originally suggested by art historian Paula Harper, the installation was created by 21 students in the Feminist Art Program at CalArts under the direction and tutelage of their teachers, artists Judy Chicago and Miriam Shapiro, with contributions from three other artists. The two-month process of getting Womanhouse ready was neither easy nor smooth, and we did not expect ours to be any different. We were up to the task, willing to take on the challenges of collaboration in order to reap its benefits. Aiming to strengthen the links we were creating between Womanhouse and F*ck U! In the Most Loving Way, we sought to include as featured artists those who were part of the original Womanhouse exhibition. We were thrilled when original Womanhouse artists Faith Wilding, Nancy Youdelman, and Karen LeCocq accepted our invitations to participate in our show, as did filmmaker Johanna Demetrakas, who had made the documentary about Womanhouse, also titled Womanhouse (1974). Although we did invite Wilding to perform again her iconic Womanhouse performance Waiting, she had another idea. She proposed to perform welcome-waiting, a collaborative performance with San Francisco artist Việt Lê, with collected images by Michelle Dizon. The performance, welcome-waiting addresses a number of political issues that concerned Wilding during the time when Womanhouse was created, such as American colonialism and the Vietnam War. According to Wilding, Womanhouse did not explicitly exclude the larger issues of the day—some of the performances certainly alluded to them as did collages hidden in the kitchen drawers that showed anti-war protests, Angela Davis speeches, civil rights marches, etc. . . . Waiting was more a statement of the status quo of the gendered division of labor (women’s work) and a drama of a women’s (supposed) passive role in life as experienced in the modern white Western world. The collaborative welcome-waiting text looks at Waiting very differently—as a possible work of solidarity, of being with others, in like-minded expectation, coalitions and struggles. Thus, I think it has everything to do with the state of identity and gender politics today, as well as world-wide conditions of exclusion, emigration, imprisonment, gender discrimination and violence, racism, and sexism. I imagine welcome-waiting as an action of recognition, welcoming and making common cause with others.
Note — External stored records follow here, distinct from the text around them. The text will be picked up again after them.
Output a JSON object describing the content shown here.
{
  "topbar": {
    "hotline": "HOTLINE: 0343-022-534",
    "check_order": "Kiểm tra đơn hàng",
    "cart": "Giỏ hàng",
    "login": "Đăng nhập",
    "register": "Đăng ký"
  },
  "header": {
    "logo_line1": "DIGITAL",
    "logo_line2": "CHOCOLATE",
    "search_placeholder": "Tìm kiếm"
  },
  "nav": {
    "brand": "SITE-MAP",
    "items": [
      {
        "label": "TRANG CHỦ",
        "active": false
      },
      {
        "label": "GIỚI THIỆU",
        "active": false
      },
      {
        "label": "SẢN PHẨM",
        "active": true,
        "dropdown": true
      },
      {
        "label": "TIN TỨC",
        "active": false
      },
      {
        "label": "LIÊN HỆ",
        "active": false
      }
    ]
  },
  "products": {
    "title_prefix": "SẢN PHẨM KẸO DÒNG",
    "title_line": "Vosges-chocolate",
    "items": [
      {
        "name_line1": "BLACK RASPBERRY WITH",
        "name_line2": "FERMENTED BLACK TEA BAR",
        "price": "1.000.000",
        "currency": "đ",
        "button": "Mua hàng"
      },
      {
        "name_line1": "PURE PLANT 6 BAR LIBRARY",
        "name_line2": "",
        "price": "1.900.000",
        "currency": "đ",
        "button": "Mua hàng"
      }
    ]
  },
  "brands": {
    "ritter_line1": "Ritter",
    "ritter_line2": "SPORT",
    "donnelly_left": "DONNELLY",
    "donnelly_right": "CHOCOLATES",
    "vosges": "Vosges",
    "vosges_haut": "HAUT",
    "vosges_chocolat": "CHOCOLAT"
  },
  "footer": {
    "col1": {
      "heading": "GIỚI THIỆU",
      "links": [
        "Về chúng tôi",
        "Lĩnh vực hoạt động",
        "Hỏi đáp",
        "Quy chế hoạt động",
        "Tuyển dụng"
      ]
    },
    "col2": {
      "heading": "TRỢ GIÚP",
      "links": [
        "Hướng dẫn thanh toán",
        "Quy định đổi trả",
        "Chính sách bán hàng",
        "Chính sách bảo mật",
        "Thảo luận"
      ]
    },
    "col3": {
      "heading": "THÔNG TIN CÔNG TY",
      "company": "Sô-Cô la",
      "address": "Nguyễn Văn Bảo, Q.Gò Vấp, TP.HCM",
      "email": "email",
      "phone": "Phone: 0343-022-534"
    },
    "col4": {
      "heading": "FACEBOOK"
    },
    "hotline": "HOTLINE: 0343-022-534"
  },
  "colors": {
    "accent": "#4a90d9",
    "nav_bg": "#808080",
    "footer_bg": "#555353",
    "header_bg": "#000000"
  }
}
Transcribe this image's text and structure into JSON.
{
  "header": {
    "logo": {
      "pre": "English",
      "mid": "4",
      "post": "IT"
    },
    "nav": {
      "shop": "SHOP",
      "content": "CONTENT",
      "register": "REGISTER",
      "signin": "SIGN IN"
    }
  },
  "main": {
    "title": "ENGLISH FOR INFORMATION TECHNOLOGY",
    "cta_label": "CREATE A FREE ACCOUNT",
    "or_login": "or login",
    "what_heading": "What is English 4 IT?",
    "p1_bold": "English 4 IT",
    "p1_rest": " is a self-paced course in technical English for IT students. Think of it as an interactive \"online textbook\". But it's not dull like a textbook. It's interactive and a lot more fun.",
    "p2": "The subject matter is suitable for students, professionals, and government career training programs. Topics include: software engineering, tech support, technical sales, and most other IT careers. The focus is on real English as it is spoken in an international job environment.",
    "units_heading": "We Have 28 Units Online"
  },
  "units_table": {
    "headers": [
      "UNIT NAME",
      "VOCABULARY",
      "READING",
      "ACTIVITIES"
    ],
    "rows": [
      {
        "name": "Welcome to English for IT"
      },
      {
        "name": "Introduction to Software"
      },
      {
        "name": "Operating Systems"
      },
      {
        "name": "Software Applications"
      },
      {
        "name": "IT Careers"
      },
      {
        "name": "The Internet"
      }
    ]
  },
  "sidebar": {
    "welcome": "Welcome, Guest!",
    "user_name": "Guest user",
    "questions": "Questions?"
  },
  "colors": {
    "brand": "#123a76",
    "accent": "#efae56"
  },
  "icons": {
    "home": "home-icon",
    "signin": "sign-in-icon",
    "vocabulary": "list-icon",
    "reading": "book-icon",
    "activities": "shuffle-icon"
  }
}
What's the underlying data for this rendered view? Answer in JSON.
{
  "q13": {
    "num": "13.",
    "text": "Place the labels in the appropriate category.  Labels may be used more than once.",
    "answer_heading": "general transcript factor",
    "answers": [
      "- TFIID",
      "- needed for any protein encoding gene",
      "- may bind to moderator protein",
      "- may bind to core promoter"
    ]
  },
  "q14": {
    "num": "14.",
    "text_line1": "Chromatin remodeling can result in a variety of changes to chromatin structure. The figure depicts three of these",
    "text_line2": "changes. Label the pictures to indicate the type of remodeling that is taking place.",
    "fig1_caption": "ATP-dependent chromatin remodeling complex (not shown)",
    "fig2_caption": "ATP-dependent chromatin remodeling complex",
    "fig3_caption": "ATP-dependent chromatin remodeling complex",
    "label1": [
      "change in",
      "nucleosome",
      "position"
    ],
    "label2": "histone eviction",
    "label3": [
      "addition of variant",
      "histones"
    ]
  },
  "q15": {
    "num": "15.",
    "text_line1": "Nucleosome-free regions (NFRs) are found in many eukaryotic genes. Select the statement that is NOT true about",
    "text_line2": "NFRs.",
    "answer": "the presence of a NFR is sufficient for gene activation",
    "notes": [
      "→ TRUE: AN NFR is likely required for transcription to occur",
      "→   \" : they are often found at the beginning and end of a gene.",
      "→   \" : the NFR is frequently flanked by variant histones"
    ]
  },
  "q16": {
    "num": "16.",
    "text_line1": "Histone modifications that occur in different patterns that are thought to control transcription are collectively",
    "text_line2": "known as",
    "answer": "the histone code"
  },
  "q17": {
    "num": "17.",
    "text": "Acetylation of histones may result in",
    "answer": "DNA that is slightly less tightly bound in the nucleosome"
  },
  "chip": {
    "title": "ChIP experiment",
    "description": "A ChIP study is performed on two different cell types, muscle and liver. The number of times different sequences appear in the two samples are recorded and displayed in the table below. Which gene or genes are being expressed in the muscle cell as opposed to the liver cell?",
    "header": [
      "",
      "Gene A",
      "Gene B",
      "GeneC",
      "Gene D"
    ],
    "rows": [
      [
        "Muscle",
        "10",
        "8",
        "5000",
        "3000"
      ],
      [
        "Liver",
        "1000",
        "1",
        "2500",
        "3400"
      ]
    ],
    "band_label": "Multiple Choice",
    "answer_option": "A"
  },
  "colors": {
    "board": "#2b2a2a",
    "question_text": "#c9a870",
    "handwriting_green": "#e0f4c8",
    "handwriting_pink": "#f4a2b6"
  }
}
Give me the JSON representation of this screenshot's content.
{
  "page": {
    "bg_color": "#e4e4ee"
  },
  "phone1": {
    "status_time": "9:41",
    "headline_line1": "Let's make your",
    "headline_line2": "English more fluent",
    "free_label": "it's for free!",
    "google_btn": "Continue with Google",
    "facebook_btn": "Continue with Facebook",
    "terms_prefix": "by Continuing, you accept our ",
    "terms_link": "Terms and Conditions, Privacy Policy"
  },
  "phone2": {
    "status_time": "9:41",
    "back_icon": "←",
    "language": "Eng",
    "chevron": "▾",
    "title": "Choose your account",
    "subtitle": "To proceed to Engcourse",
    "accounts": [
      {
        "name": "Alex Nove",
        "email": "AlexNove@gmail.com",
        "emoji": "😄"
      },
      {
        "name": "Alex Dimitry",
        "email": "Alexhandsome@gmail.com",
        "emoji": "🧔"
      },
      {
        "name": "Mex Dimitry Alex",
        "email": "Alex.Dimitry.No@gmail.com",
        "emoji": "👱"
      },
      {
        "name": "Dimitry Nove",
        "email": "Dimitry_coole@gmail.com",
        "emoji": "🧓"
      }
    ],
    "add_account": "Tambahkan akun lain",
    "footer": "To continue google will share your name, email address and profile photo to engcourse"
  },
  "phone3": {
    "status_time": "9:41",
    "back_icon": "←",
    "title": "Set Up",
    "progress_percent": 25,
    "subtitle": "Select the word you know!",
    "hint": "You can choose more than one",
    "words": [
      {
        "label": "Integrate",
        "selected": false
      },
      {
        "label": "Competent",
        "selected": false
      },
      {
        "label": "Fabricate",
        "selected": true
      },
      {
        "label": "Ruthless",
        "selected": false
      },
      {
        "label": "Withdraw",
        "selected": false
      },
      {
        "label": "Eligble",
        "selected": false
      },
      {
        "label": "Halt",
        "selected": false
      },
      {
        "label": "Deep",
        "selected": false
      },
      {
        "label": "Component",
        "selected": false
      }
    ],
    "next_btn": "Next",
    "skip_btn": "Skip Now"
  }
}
It is about a kind of self-care that sees the self as inextricably connected with other sentient beings and the world. Corny as this might sound it is what “loving” means to me. It is for this reason also that I think it could be meaningfully connected to “welcoming” in the sense of active invitation, engagement and connection (not just of “tolerance”). It is overwhelming to think of how many prisoners and refugees are “waiting” all over our country and the world. 3 Supplementing Wilding’s comments, Lê has eloquently detailed their collaborative process for welcome -waiting: As for how the collaboration evolved, artist-scholar Michelle Dizon asked me to write poem in response to a series of National Geographic images, in which she excised the original text, ………. ….. 29